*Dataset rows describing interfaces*
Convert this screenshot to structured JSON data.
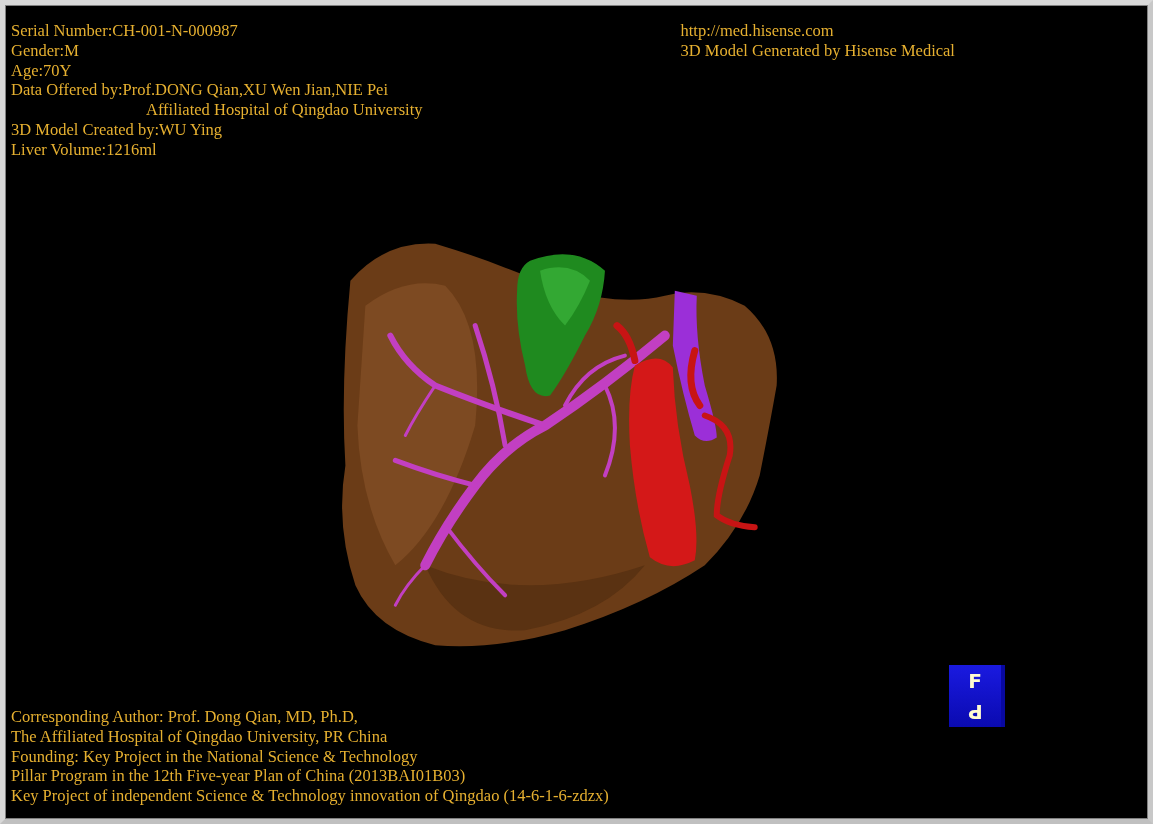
{
  "info_left": [
    {
      "text": "Serial Number:CH-001-N-000987",
      "kind": "line"
    },
    {
      "text": "Gender:M",
      "kind": "line"
    },
    {
      "text": "Age:70Y",
      "kind": "line"
    },
    {
      "text": "Data Offered by:Prof.DONG Qian,XU Wen Jian,NIE Pei",
      "kind": "line"
    },
    {
      "text": "Affiliated Hospital of Qingdao University",
      "kind": "continuation"
    },
    {
      "text": "3D Model Created by:WU Ying",
      "kind": "line"
    },
    {
      "text": "Liver Volume:1216ml",
      "kind": "line"
    }
  ],
  "info_right": [
    "http://med.hisense.com",
    "3D Model Generated by Hisense Medical"
  ],
  "orientation_cube": {
    "faces": [
      {
        "label": "F",
        "kind": "upright"
      },
      {
        "label": "P",
        "kind": "inverted"
      }
    ]
  },
  "credits": [
    "Corresponding Author: Prof. Dong Qian, MD, Ph.D,",
    "The Affiliated Hospital of Qingdao University, PR China",
    "Founding: Key Project in the National Science & Technology",
    "Pillar Program in the 12th Five-year Plan of China (2013BAI01B03)",
    "Key Project of independent Science & Technology innovation of Qingdao (14-6-1-6-zdzx)"
  ]
}
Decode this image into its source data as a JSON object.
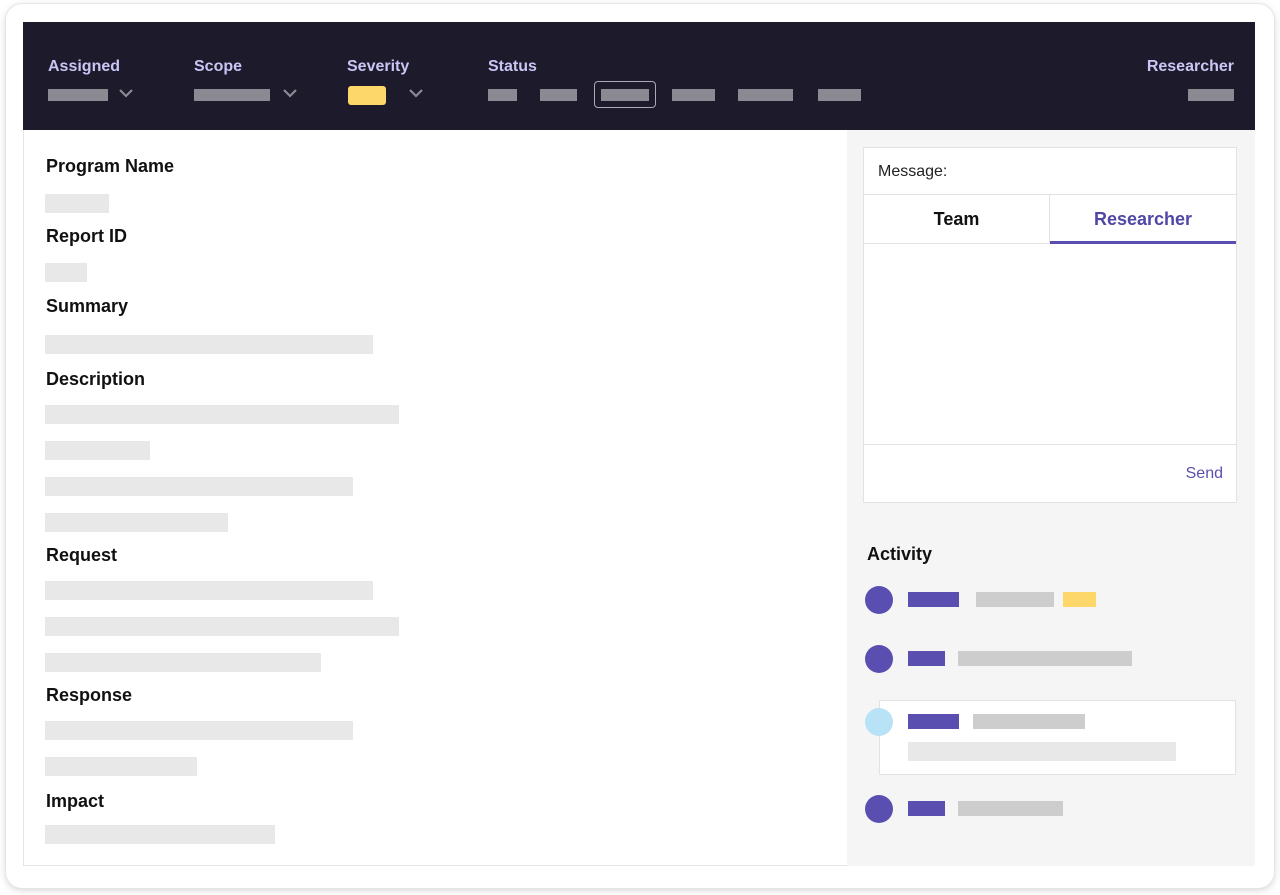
{
  "topbar": {
    "assigned_label": "Assigned",
    "scope_label": "Scope",
    "severity_label": "Severity",
    "status_label": "Status",
    "researcher_label": "Researcher",
    "severity_color": "#fdd76a",
    "selected_status_index": 2
  },
  "report": {
    "headings": {
      "program_name": "Program Name",
      "report_id": "Report ID",
      "summary": "Summary",
      "description": "Description",
      "request": "Request",
      "response": "Response",
      "impact": "Impact"
    }
  },
  "message": {
    "label": "Message:",
    "tabs": [
      "Team",
      "Researcher"
    ],
    "active_tab": "Researcher",
    "send_label": "Send"
  },
  "activity": {
    "title": "Activity"
  },
  "colors": {
    "topbar_bg": "#1c1a2b",
    "accent": "#5a4fb0",
    "highlight": "#fdd76a",
    "light_dot": "#b8e2f5"
  }
}
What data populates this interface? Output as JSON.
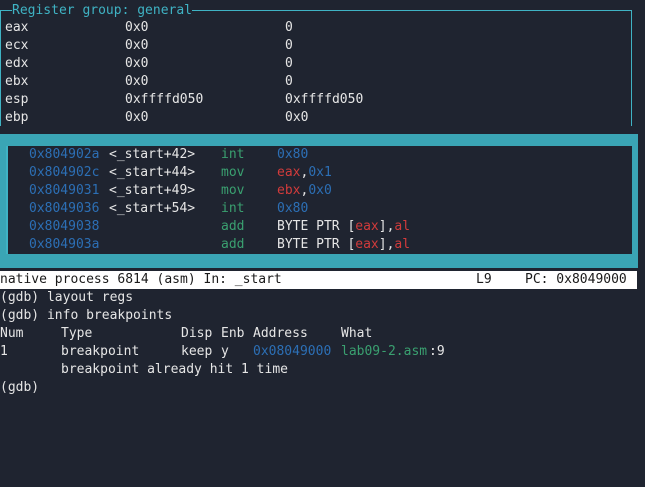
{
  "registers": {
    "title": "Register group: general",
    "rows": [
      {
        "name": "eax",
        "hex": "0x0",
        "natural": "0"
      },
      {
        "name": "ecx",
        "hex": "0x0",
        "natural": "0"
      },
      {
        "name": "edx",
        "hex": "0x0",
        "natural": "0"
      },
      {
        "name": "ebx",
        "hex": "0x0",
        "natural": "0"
      },
      {
        "name": "esp",
        "hex": "0xffffd050",
        "natural": "0xffffd050"
      },
      {
        "name": "ebp",
        "hex": "0x0",
        "natural": "0x0"
      }
    ]
  },
  "asm": {
    "rows": [
      {
        "addr": "0x804902a",
        "label": "<_start+42>",
        "mnem": "int",
        "ops": [
          {
            "t": "0x80",
            "c": "num"
          }
        ]
      },
      {
        "addr": "0x804902c",
        "label": "<_start+44>",
        "mnem": "mov",
        "ops": [
          {
            "t": "eax",
            "c": "reg"
          },
          {
            "t": ",",
            "c": "plain"
          },
          {
            "t": "0x1",
            "c": "num"
          }
        ]
      },
      {
        "addr": "0x8049031",
        "label": "<_start+49>",
        "mnem": "mov",
        "ops": [
          {
            "t": "ebx",
            "c": "reg"
          },
          {
            "t": ",",
            "c": "plain"
          },
          {
            "t": "0x0",
            "c": "num"
          }
        ]
      },
      {
        "addr": "0x8049036",
        "label": "<_start+54>",
        "mnem": "int",
        "ops": [
          {
            "t": "0x80",
            "c": "num"
          }
        ]
      },
      {
        "addr": "0x8049038",
        "label": "",
        "mnem": "add",
        "ops": [
          {
            "t": "BYTE PTR [",
            "c": "plain"
          },
          {
            "t": "eax",
            "c": "reg"
          },
          {
            "t": "],",
            "c": "plain"
          },
          {
            "t": "al",
            "c": "reg"
          }
        ]
      },
      {
        "addr": "0x804903a",
        "label": "",
        "mnem": "add",
        "ops": [
          {
            "t": "BYTE PTR [",
            "c": "plain"
          },
          {
            "t": "eax",
            "c": "reg"
          },
          {
            "t": "],",
            "c": "plain"
          },
          {
            "t": "al",
            "c": "reg"
          }
        ]
      }
    ]
  },
  "status": {
    "left": "native process 6814 (asm) In: _start",
    "line": "L9",
    "pc": "PC: 0x8049000"
  },
  "console": {
    "cmd1": "(gdb) layout regs",
    "cmd2": "(gdb) info breakpoints",
    "headers": {
      "num": "Num",
      "type": "Type",
      "disp": "Disp",
      "enb": "Enb",
      "address": "Address",
      "what": "What"
    },
    "bp": {
      "num": "1",
      "type": "breakpoint",
      "disp": "keep",
      "enb": "y",
      "address": "0x08049000",
      "file": "lab09-2.asm",
      "line": ":9"
    },
    "hit": "breakpoint already hit 1 time",
    "prompt": "(gdb)"
  }
}
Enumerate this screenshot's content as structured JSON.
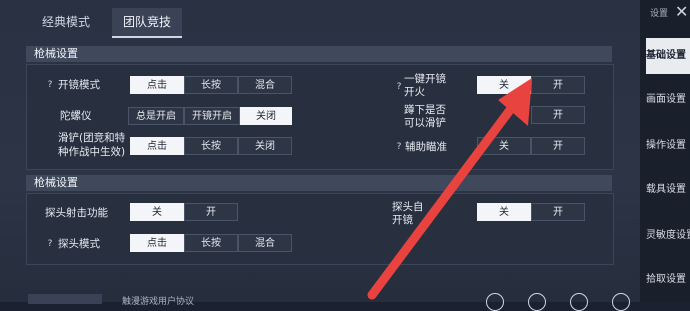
{
  "tabs": [
    "经典模式",
    "团队竞技"
  ],
  "sections": [
    {
      "title": "枪械设置"
    },
    {
      "title": "枪械设置"
    }
  ],
  "rows": {
    "scope_mode": {
      "label": "开镜模式",
      "options": [
        "点击",
        "长按",
        "混合"
      ],
      "selected": 0
    },
    "gyro": {
      "label": "陀螺仪",
      "options": [
        "总是开启",
        "开镜开启",
        "关闭"
      ],
      "selected": 2
    },
    "slide": {
      "label_line1": "滑铲(团竞和特",
      "label_line2": "种作战中生效)",
      "options": [
        "点击",
        "长按",
        "关闭"
      ],
      "selected": 0
    },
    "one_key_fire": {
      "label_line1": "一键开镜",
      "label_line2": "开火",
      "options": [
        "关",
        "开"
      ],
      "selected": 0
    },
    "crouch_slide": {
      "label_line1": "蹲下是否",
      "label_line2": "可以滑铲",
      "options": [
        "开"
      ],
      "selected": -1
    },
    "aim_assist": {
      "label": "辅助瞄准",
      "options": [
        "关",
        "开"
      ],
      "selected": -1
    },
    "peek_fire": {
      "label": "探头射击功能",
      "options": [
        "关",
        "开"
      ],
      "selected": 0
    },
    "peek_mode": {
      "label": "探头模式",
      "options": [
        "点击",
        "长按",
        "混合"
      ],
      "selected": 0
    },
    "peek_auto": {
      "label_line1": "探头自",
      "label_line2": "开镜",
      "options": [
        "关",
        "开"
      ],
      "selected": 0
    }
  },
  "sidebar": {
    "title": "设置",
    "items": [
      "基础设置",
      "画面设置",
      "操作设置",
      "载具设置",
      "灵敏度设置",
      "拾取设置"
    ],
    "active": 0
  },
  "footer": {
    "text": "触漫游戏用户协议"
  },
  "icons": {
    "help": "question-icon",
    "close": "close-icon"
  },
  "colors": {
    "selected": "#f3f5f8",
    "arrow": "#e8433f",
    "background": "#2a3142"
  }
}
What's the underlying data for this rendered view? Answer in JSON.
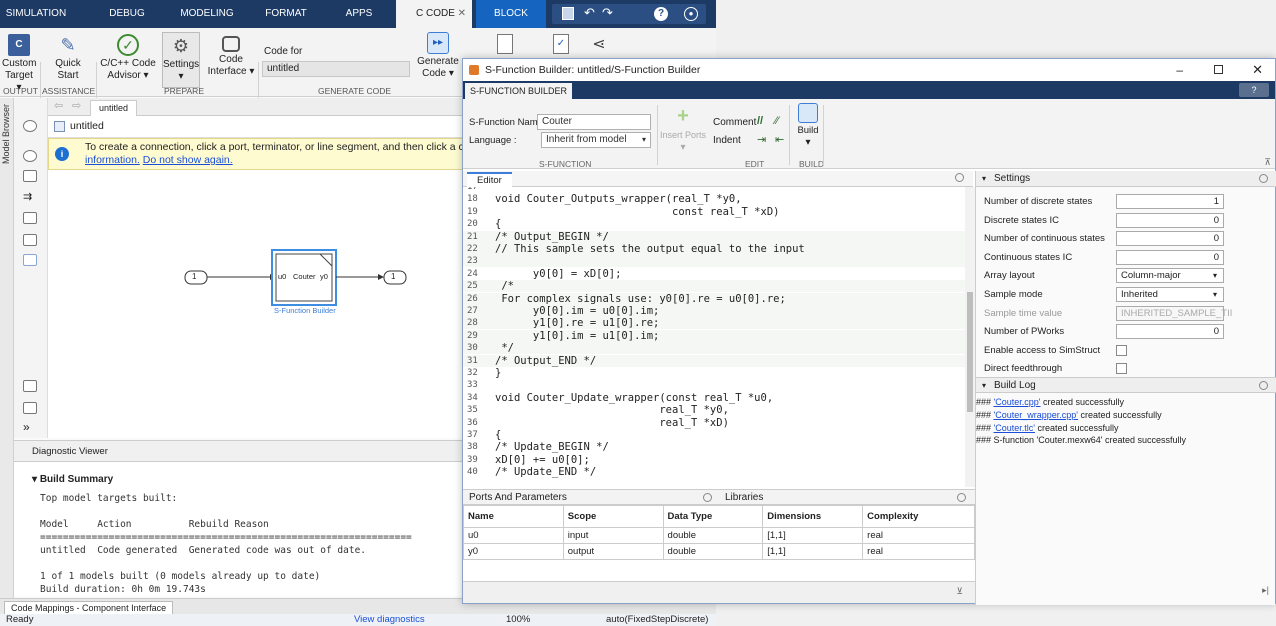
{
  "tabs": [
    "SIMULATION",
    "DEBUG",
    "MODELING",
    "FORMAT",
    "APPS",
    "C CODE",
    "BLOCK"
  ],
  "ribbon": {
    "output_label": "Custom Target",
    "quick_start": "Quick Start",
    "advisor": "C/C++ Code Advisor",
    "settings": "Settings",
    "code_interface": "Code Interface",
    "code_for": "Code for",
    "code_for_value": "untitled",
    "generate_code": "Generate Code",
    "groups": [
      "OUTPUT",
      "ASSISTANCE",
      "PREPARE",
      "GENERATE CODE"
    ]
  },
  "sim": {
    "model_browser": "Model Browser",
    "crumb": "untitled",
    "address": "untitled",
    "notice": "To create a connection, click a port, terminator, or line segment, and then click a compatib",
    "notice_link1": "information.",
    "notice_link2": "Do not show again.",
    "block_name": "Couter",
    "block_label": "S-Function Builder",
    "port_in": "u0",
    "port_out": "y0",
    "inport": "1",
    "outport": "1",
    "diag": "Diagnostic Viewer",
    "build_summary": "Build Summary",
    "build_text": "Top model targets built:\n\nModel     Action          Rebuild Reason\n=================================================================\nuntitled  Code generated  Generated code was out of date.\n\n1 of 1 models built (0 models already up to date)\nBuild duration: 0h 0m 19.743s",
    "code_mappings": "Code Mappings - Component Interface",
    "status_ready": "Ready",
    "status_view": "View diagnostics",
    "status_zoom": "100%",
    "status_solver": "auto(FixedStepDiscrete)"
  },
  "sfb": {
    "title": "S-Function Builder: untitled/S-Function Builder",
    "tab": "S-FUNCTION BUILDER",
    "name_label": "S-Function Name :",
    "name_value": "Couter",
    "lang_label": "Language :",
    "lang_value": "Inherit from model",
    "insert_ports": "Insert Ports",
    "comment": "Comment",
    "indent": "Indent",
    "build": "Build",
    "group_sfunction": "S-FUNCTION",
    "group_edit": "EDIT",
    "group_build": "BUILD",
    "editor_tab": "Editor",
    "ports_tab": "Ports And Parameters",
    "libraries_tab": "Libraries",
    "settings_title": "Settings",
    "buildlog_title": "Build Log"
  },
  "code_lines": [
    {
      "n": "17",
      "t": ""
    },
    {
      "n": "18",
      "t": "void Couter_Outputs_wrapper(real_T *y0,"
    },
    {
      "n": "19",
      "t": "                            const real_T *xD)"
    },
    {
      "n": "20",
      "t": "{"
    },
    {
      "n": "21",
      "t": "/* Output_BEGIN */"
    },
    {
      "n": "22",
      "t": "// This sample sets the output equal to the input"
    },
    {
      "n": "23",
      "t": ""
    },
    {
      "n": "24",
      "t": "      y0[0] = xD[0];"
    },
    {
      "n": "25",
      "t": " /*"
    },
    {
      "n": "26",
      "t": " For complex signals use: y0[0].re = u0[0].re;"
    },
    {
      "n": "27",
      "t": "      y0[0].im = u0[0].im;"
    },
    {
      "n": "28",
      "t": "      y1[0].re = u1[0].re;"
    },
    {
      "n": "29",
      "t": "      y1[0].im = u1[0].im;"
    },
    {
      "n": "30",
      "t": " */"
    },
    {
      "n": "31",
      "t": "/* Output_END */"
    },
    {
      "n": "32",
      "t": "}"
    },
    {
      "n": "33",
      "t": ""
    },
    {
      "n": "34",
      "t": "void Couter_Update_wrapper(const real_T *u0,"
    },
    {
      "n": "35",
      "t": "                          real_T *y0,"
    },
    {
      "n": "36",
      "t": "                          real_T *xD)"
    },
    {
      "n": "37",
      "t": "{"
    },
    {
      "n": "38",
      "t": "/* Update_BEGIN */"
    },
    {
      "n": "39",
      "t": "xD[0] += u0[0];"
    },
    {
      "n": "40",
      "t": "/* Update_END */"
    }
  ],
  "ports": {
    "headers": [
      "Name",
      "Scope",
      "Data Type",
      "Dimensions",
      "Complexity"
    ],
    "rows": [
      [
        "u0",
        "input",
        "double",
        "[1,1]",
        "real"
      ],
      [
        "y0",
        "output",
        "double",
        "[1,1]",
        "real"
      ]
    ]
  },
  "settings": [
    {
      "label": "Number of discrete states",
      "value": "1",
      "kind": "num"
    },
    {
      "label": "Discrete states IC",
      "value": "0",
      "kind": "num"
    },
    {
      "label": "Number of continuous states",
      "value": "0",
      "kind": "num"
    },
    {
      "label": "Continuous states IC",
      "value": "0",
      "kind": "num"
    },
    {
      "label": "Array layout",
      "value": "Column-major",
      "kind": "select"
    },
    {
      "label": "Sample mode",
      "value": "Inherited",
      "kind": "select"
    },
    {
      "label": "Sample time value",
      "value": "INHERITED_SAMPLE_TII",
      "kind": "disabled"
    },
    {
      "label": "Number of PWorks",
      "value": "0",
      "kind": "num"
    },
    {
      "label": "Enable access to SimStruct",
      "value": "",
      "kind": "check"
    },
    {
      "label": "Direct feedthrough",
      "value": "",
      "kind": "check"
    }
  ],
  "build_log": [
    {
      "pre": "### ",
      "link": "'Couter.cpp'",
      "post": " created successfully"
    },
    {
      "pre": "### ",
      "link": "'Couter_wrapper.cpp'",
      "post": " created successfully"
    },
    {
      "pre": "### ",
      "link": "'Couter.tlc'",
      "post": " created successfully"
    },
    {
      "pre": "### S-function 'Couter.mexw64' created successfully",
      "link": "",
      "post": ""
    }
  ]
}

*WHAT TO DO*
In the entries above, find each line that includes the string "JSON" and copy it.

*THE ANSWER*
Convert this screenshot to structured JSON data.
Decode this image into its source data as a JSON object.
What data populates this interface? Output as JSON.
Enumerate this screenshot's content as structured JSON.
What's the underlying data for this rendered view? Answer in JSON.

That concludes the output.